▸ Requirement
Retype all the data word for word.

[Recorded data]
- - -
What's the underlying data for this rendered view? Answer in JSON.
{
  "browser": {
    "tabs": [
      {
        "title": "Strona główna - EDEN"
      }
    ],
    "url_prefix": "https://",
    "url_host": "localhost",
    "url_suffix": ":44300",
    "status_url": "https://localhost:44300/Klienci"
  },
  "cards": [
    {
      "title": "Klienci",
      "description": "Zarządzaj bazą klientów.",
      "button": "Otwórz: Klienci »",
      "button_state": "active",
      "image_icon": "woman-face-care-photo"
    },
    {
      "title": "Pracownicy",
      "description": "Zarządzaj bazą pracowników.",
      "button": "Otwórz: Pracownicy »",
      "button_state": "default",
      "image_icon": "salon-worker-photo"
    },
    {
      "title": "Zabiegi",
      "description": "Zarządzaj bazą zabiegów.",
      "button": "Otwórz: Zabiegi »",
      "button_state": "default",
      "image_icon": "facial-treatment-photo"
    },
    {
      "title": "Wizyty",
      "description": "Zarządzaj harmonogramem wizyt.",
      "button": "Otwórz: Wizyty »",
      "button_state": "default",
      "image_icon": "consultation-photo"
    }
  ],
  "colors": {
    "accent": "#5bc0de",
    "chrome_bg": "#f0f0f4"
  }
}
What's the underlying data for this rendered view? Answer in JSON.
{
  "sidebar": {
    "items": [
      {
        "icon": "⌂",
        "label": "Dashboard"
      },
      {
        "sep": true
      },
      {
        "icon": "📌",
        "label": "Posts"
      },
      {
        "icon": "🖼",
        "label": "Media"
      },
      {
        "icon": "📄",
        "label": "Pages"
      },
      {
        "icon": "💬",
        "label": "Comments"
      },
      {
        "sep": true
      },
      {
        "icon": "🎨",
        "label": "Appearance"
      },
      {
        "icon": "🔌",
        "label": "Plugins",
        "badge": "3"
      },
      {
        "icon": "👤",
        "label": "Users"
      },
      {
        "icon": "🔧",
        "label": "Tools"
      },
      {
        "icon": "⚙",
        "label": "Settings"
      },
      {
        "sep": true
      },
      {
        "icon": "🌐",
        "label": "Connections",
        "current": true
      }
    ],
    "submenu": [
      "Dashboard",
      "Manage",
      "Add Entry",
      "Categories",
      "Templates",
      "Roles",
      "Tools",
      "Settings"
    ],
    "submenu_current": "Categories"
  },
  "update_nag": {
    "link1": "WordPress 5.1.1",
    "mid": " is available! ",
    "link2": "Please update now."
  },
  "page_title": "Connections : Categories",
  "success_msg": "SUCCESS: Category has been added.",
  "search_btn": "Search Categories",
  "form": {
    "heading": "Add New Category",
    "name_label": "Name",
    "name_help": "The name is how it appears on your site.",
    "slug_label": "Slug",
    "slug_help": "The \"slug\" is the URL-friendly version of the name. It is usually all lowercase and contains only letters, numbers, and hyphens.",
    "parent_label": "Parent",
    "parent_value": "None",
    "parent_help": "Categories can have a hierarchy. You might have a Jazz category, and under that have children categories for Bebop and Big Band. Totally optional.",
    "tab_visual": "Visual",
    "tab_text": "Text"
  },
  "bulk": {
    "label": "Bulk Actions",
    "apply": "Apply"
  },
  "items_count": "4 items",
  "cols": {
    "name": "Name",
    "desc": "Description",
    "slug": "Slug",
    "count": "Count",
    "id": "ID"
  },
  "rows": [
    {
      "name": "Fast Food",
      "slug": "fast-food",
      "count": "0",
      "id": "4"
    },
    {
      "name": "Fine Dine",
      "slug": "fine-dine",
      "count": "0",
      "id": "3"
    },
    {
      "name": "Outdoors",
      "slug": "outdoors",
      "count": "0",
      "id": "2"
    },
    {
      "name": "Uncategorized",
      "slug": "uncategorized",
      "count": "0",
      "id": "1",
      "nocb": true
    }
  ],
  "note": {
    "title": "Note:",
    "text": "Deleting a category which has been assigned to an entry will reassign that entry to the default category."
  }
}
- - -
▸ Result for this task
What's the underlying data for this rendered view? Answer in JSON.
{
  "browser": {
    "tabs": [
      {
        "title": "Strona główna - EDEN"
      }
    ],
    "url_prefix": "https://",
    "url_host": "localhost",
    "url_suffix": ":44300",
    "status_url": "https://localhost:44300/Klienci"
  },
  "cards": [
    {
      "title": "Klienci",
      "description": "Zarządzaj bazą klientów.",
      "button": "Otwórz: Klienci »",
      "button_state": "active",
      "image_icon": "woman-face-care-photo"
    },
    {
      "title": "Pracownicy",
      "description": "Zarządzaj bazą pracowników.",
      "button": "Otwórz: Pracownicy »",
      "button_state": "default",
      "image_icon": "salon-worker-photo"
    },
    {
      "title": "Zabiegi",
      "description": "Zarządzaj bazą zabiegów.",
      "button": "Otwórz: Zabiegi »",
      "button_state": "default",
      "image_icon": "facial-treatment-photo"
    },
    {
      "title": "Wizyty",
      "description": "Zarządzaj harmonogramem wizyt.",
      "button": "Otwórz: Wizyty »",
      "button_state": "default",
      "image_icon": "consultation-photo"
    }
  ],
  "colors": {
    "accent": "#5bc0de",
    "chrome_bg": "#f0f0f4"
  }
}
What's the underlying data for this rendered view? Answer in JSON.
{
  "sidebar": {
    "items": [
      {
        "icon": "⌂",
        "label": "Dashboard"
      },
      {
        "sep": true
      },
      {
        "icon": "📌",
        "label": "Posts"
      },
      {
        "icon": "🖼",
        "label": "Media"
      },
      {
        "icon": "📄",
        "label": "Pages"
      },
      {
        "icon": "💬",
        "label": "Comments"
      },
      {
        "sep": true
      },
      {
        "icon": "🎨",
        "label": "Appearance"
      },
      {
        "icon": "🔌",
        "label": "Plugins",
        "badge": "3"
      },
      {
        "icon": "👤",
        "label": "Users"
      },
      {
        "icon": "🔧",
        "label": "Tools"
      },
      {
        "icon": "⚙",
        "label": "Settings"
      },
      {
        "sep": true
      },
      {
        "icon": "🌐",
        "label": "Connections",
        "current": true
      }
    ],
    "submenu": [
      "Dashboard",
      "Manage",
      "Add Entry",
      "Categories",
      "Templates",
      "Roles",
      "Tools",
      "Settings"
    ],
    "submenu_current": "Categories"
  },
  "update_nag": {
    "link1": "WordPress 5.1.1",
    "mid": " is available! ",
    "link2": "Please update now."
  },
  "page_title": "Connections : Categories",
  "success_msg": "SUCCESS: Category has been added.",
  "search_btn": "Search Categories",
  "form": {
    "heading": "Add New Category",
    "name_label": "Name",
    "name_help": "The name is how it appears on your site.",
    "slug_label": "Slug",
    "slug_help": "The \"slug\" is the URL-friendly version of the name. It is usually all lowercase and contains only letters, numbers, and hyphens.",
    "parent_label": "Parent",
    "parent_value": "None",
    "parent_help": "Categories can have a hierarchy. You might have a Jazz category, and under that have children categories for Bebop and Big Band. Totally optional.",
    "tab_visual": "Visual",
    "tab_text": "Text"
  },
  "bulk": {
    "label": "Bulk Actions",
    "apply": "Apply"
  },
  "items_count": "4 items",
  "cols": {
    "name": "Name",
    "desc": "Description",
    "slug": "Slug",
    "count": "Count",
    "id": "ID"
  },
  "rows": [
    {
      "name": "Fast Food",
      "slug": "fast-food",
      "count": "0",
      "id": "4"
    },
    {
      "name": "Fine Dine",
      "slug": "fine-dine",
      "count": "0",
      "id": "3"
    },
    {
      "name": "Outdoors",
      "slug": "outdoors",
      "count": "0",
      "id": "2"
    },
    {
      "name": "Uncategorized",
      "slug": "uncategorized",
      "count": "0",
      "id": "1",
      "nocb": true
    }
  ],
  "note": {
    "title": "Note:",
    "text": "Deleting a category which has been assigned to an entry will reassign that entry to the default category."
  }
}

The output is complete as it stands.